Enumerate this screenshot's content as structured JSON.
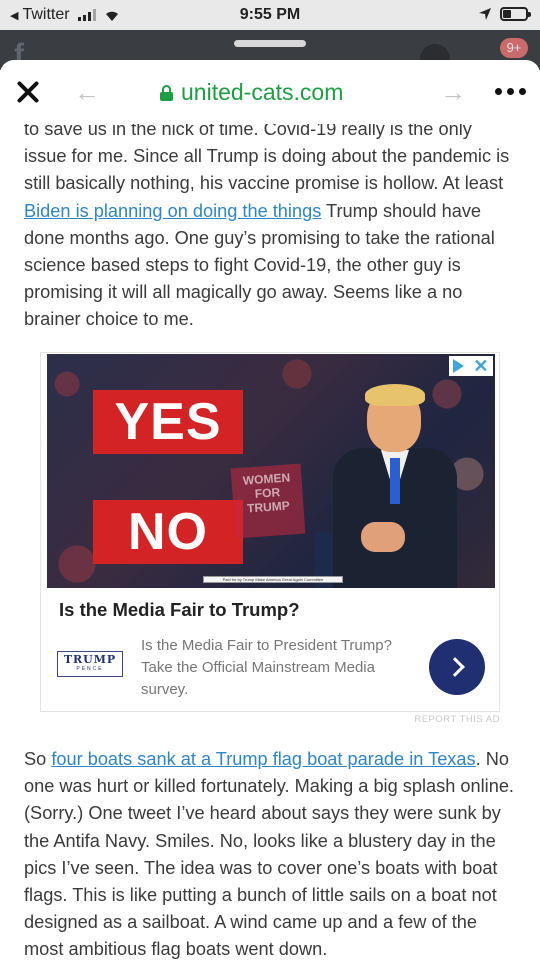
{
  "status_bar": {
    "back_app": "Twitter",
    "time": "9:55 PM",
    "battery_level": 0.35
  },
  "background_app": {
    "notification_badge": "9+"
  },
  "browser": {
    "url": "united-cats.com",
    "icons": [
      "close-icon",
      "back-arrow-icon",
      "lock-icon",
      "forward-arrow-icon",
      "more-icon"
    ]
  },
  "article": {
    "para1": {
      "t1": "to save us in the nick of time. Covid-19 really is the only issue for me. Since all Trump is doing about the pandemic is still basically nothing, his vaccine promise is hollow. At least ",
      "link": "Biden is planning on doing the things",
      "t2": " Trump should have done months ago. One guy’s promising to take the rational science based steps to fight Covid-19, the other guy is promising it will all magically go away. Seems like a no brainer choice to me."
    },
    "para2": {
      "t1": "So ",
      "link": "four boats sank at a Trump flag boat parade in Texas",
      "t2": ". No one was hurt or killed fortunately. Making a big splash online. (Sorry.) One tweet I’ve heard about says they were sunk by the Antifa Navy. Smiles. No, looks like a blustery day in the pics I’ve seen. The idea was to cover one’s boats with boat flags. This is like putting a bunch of little sails on a boat not designed as a sailboat. A wind came up and a few of the most ambitious flag boats went down."
    }
  },
  "ad": {
    "image_yes": "YES",
    "image_no": "NO",
    "image_sign": "WOMEN FOR TRUMP",
    "paid_for": "Paid for by Trump Make America Great Again Committee",
    "headline": "Is the Media Fair to Trump?",
    "logo_main": "TRUMP",
    "logo_sub": "PENCE",
    "description": "Is the Media Fair to President Trump? Take the Official Mainstream Media survey.",
    "report": "REPORT THIS AD",
    "icons": [
      "adchoices-icon",
      "ad-close-icon",
      "chevron-right-icon"
    ]
  }
}
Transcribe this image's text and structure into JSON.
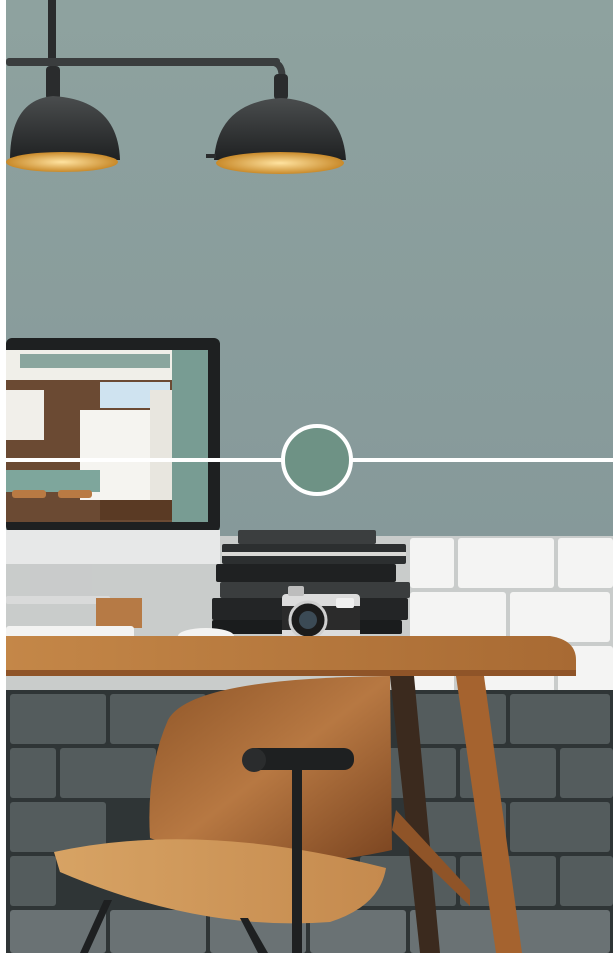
{
  "scene": {
    "description_free": true,
    "colors": {
      "wall": "#8a9f9c",
      "wall_shadow": "#7d938f",
      "tile_light": "#f4f4f3",
      "tile_dark": "#4d5556",
      "grout": "#c9cccb",
      "desk_top": "#b8773f",
      "desk_leg": "#a5632f",
      "chair_wood": "#c98e55",
      "metal": "#2e3030",
      "lamp_glow": "#f2b84a",
      "picker_fill": "#6e9285",
      "picker_ring": "#ffffff"
    },
    "color_picker": {
      "selected_color": "#6e9285"
    }
  }
}
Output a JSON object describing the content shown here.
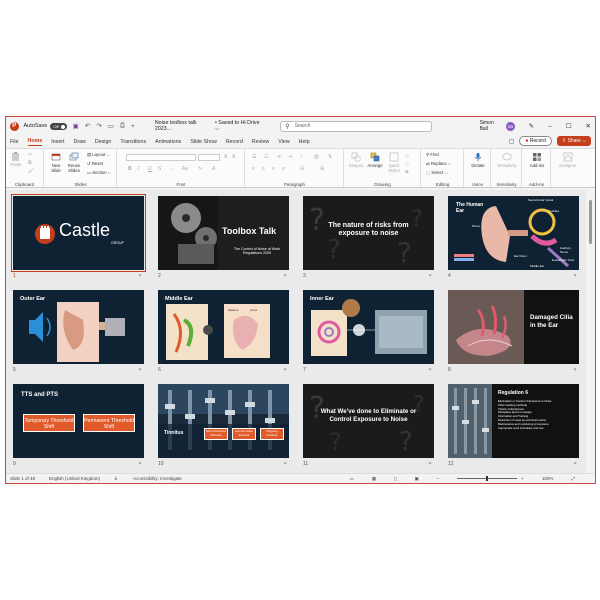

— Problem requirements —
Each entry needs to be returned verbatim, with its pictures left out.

— Answer to the problem —
Enumerate this screenshot's content as structured JSON.
{
  "status_bar": {
    "back_app": "Twitter",
    "time": "9:55 PM",
    "battery_level": 0.35
  },
  "background_app": {
    "notification_badge": "9+"
  },
  "browser": {
    "url": "united-cats.com",
    "icons": [
      "close-icon",
      "back-arrow-icon",
      "lock-icon",
      "forward-arrow-icon",
      "more-icon"
    ]
  },
  "article": {
    "para1": {
      "t1": "to save us in the nick of time. Covid-19 really is the only issue for me. Since all Trump is doing about the pandemic is still basically nothing, his vaccine promise is hollow. At least ",
      "link": "Biden is planning on doing the things",
      "t2": " Trump should have done months ago. One guy’s promising to take the rational science based steps to fight Covid-19, the other guy is promising it will all magically go away. Seems like a no brainer choice to me."
    },
    "para2": {
      "t1": "So ",
      "link": "four boats sank at a Trump flag boat parade in Texas",
      "t2": ". No one was hurt or killed fortunately. Making a big splash online. (Sorry.) One tweet I’ve heard about says they were sunk by the Antifa Navy. Smiles. No, looks like a blustery day in the pics I’ve seen. The idea was to cover one’s boats with boat flags. This is like putting a bunch of little sails on a boat not designed as a sailboat. A wind came up and a few of the most ambitious flag boats went down."
    }
  },
  "ad": {
    "image_yes": "YES",
    "image_no": "NO",
    "image_sign": "WOMEN FOR TRUMP",
    "paid_for": "Paid for by Trump Make America Great Again Committee",
    "headline": "Is the Media Fair to Trump?",
    "logo_main": "TRUMP",
    "logo_sub": "PENCE",
    "description": "Is the Media Fair to President Trump? Take the Official Mainstream Media survey.",
    "report": "REPORT THIS AD",
    "icons": [
      "adchoices-icon",
      "ad-close-icon",
      "chevron-right-icon"
    ]
  }
}
Transcribe this image's text and structure into JSON.
{
  "scene": {
    "description_free": true,
    "colors": {
      "wall": "#8a9f9c",
      "wall_shadow": "#7d938f",
      "tile_light": "#f4f4f3",
      "tile_dark": "#4d5556",
      "grout": "#c9cccb",
      "desk_top": "#b8773f",
      "desk_leg": "#a5632f",
      "chair_wood": "#c98e55",
      "metal": "#2e3030",
      "lamp_glow": "#f2b84a",
      "picker_fill": "#6e9285",
      "picker_ring": "#ffffff"
    },
    "color_picker": {
      "selected_color": "#6e9285"
    }
  }
}
Output a JSON object describing the content shown here.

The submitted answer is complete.